## INSTRUCTIONS TO FOLLOW
In the copy, keep every record exact and leave out all images.

AVAILABLE DATA: Begin

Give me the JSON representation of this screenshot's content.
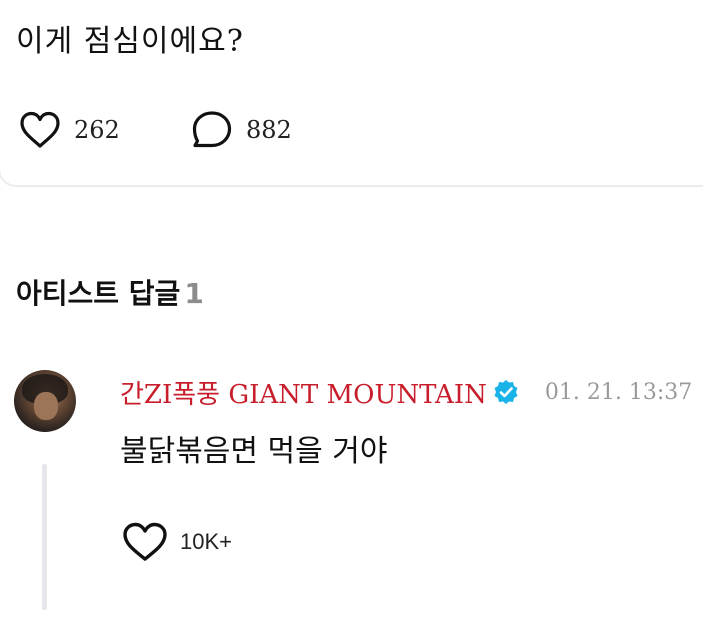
{
  "post": {
    "text": "이게 점심이에요?",
    "like_count": "262",
    "comment_count": "882"
  },
  "icons": {
    "like": "heart-outline-icon",
    "comment": "speech-bubble-outline-icon",
    "verified": "verified-badge-icon",
    "reply_like": "heart-outline-icon"
  },
  "artist_replies": {
    "title": "아티스트 답글",
    "count": "1",
    "items": [
      {
        "author": "간ZI폭풍 GIANT MOUNTAIN",
        "author_color": "#c81e2b",
        "verified": true,
        "verified_color": "#1ab3e8",
        "date": "01. 21. 13:37",
        "text": "불닭볶음면 먹을 거야",
        "like_count": "10K+"
      }
    ]
  }
}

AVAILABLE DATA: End

## RESPONSE TO THE TASK
Give me the JSON representation of this screenshot's content.
{
  "post": {
    "text": "이게 점심이에요?",
    "like_count": "262",
    "comment_count": "882"
  },
  "icons": {
    "like": "heart-outline-icon",
    "comment": "speech-bubble-outline-icon",
    "verified": "verified-badge-icon",
    "reply_like": "heart-outline-icon"
  },
  "artist_replies": {
    "title": "아티스트 답글",
    "count": "1",
    "items": [
      {
        "author": "간ZI폭풍 GIANT MOUNTAIN",
        "author_color": "#c81e2b",
        "verified": true,
        "verified_color": "#1ab3e8",
        "date": "01. 21. 13:37",
        "text": "불닭볶음면 먹을 거야",
        "like_count": "10K+"
      }
    ]
  }
}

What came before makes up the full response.